Playing with the constraints of time and place, this design team was able to develop several ideas that met the criteria of the open house in other formats.
One way to generate excitement about Antioch and to develop a conduit for information about what Antioch is like for students would be to develop alternate delivery methods. For example, some Universities provide lectures via local cable or as videos that can be ordered. Presenting this first as a service to the community provides marketing as a benefit.
Highlighting the notion that service to the community is marketing, the design team developed the notion that C3 could offer 1-credit classes to the community on a weekend that alternated from residencies. This would provide many of the experiential, interactive elements to familiarize participants with what it is to be an Antioch student as well as performing an intrinsically good service for the community. C3 might find that this alternate weekend becomes an important part of emergent services to itself. One option would be to provide experiential labs that were optional components for students able to enroll without requiring out of town students to be on campus outside of residency weekends. This could become a bridge between providing low-residency programs and more intensely engaging programs for those willing and able.
Another related notion is to provide lectures before the open house, which are part of the overall program, but not absolutely linked. After developing this notion, the design team was informed by the clients that this had been done on at least one occasion in the past.
In order to give the prospective student better idea of what Antioch is about we propose that the information that is available include:
v FAQ Sheet
o A page or two that has essential information, phone numbers, perhaps dates and times, along with recurring questions that arise in these sessions and in even in private meetings with advisors.
v Class Syllabus
o To give the prospective student an idea of what the classes are about. They do not have to be the most current.
o Maybe have them at each program table.
v Case Study and Change Projects
o Illustrating some of the work that students actually do.
o Invite students to practice or repeat symposium presentations
v “Life after Antioch”
o i.e., job placement study, salary surveys, employer testimonials, student/alum testimonials”
o see below
Wendy indicated that there is a new position at Antioch specifically tasked to establish relationships with Antioch Alumni. We believe alumni participation in the Open House is critical to the success of the evening. As noted above we propose to integrate alum into the teams that staff the program tables. Additionally it would be useful for Antioch to institute a survey that would garner information about what Antioch graduates do after getting their degree.
Wendy indicated more than once that the section where the employer talks in the current video is where attendees really ‘perk up’. We think this ‘post-degree’ information should be a focus of the information presented.
Specific information that will be useful would be the job sectors graduates move into, perhaps a list of companies that have historically hired graduates, along with some salary survey information.
Regarding the notion of having materials and the information available to fully address the participants needs it may be useful to have a post meeting debrief session. A review of things that worked, perhaps didn’t work and ways to make adjustments for future presentations.
One thing we hope would come out in these meetings to get a sense of the type of people that are coming to these sessions and the type of questions are being asked. Paying attention to these elements will help keep the system at Antioch open to its potential base of students as well as providing feedback to make the Open House sessions better.

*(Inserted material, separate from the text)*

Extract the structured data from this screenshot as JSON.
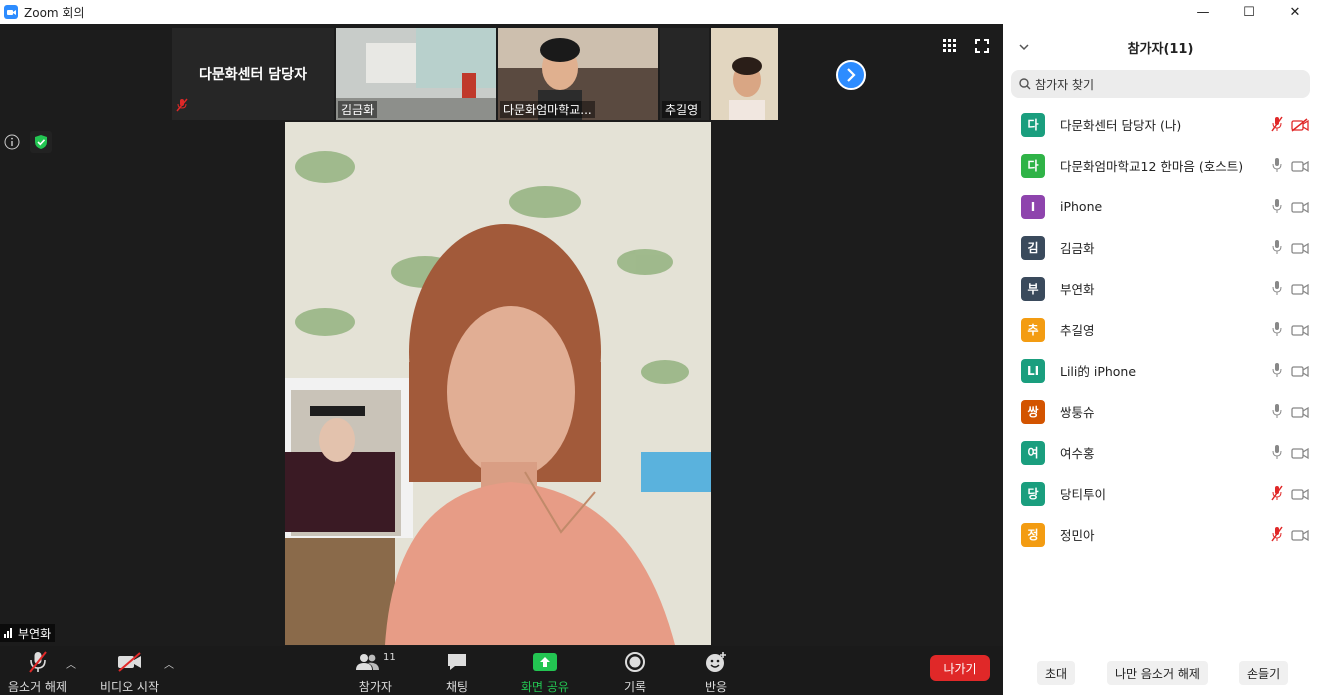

Recurring questions or things that the staff find are confusing participants could be addressed in future updates to the FAQ sheet. Where appropriate the information could be added to the Antioch web site as well.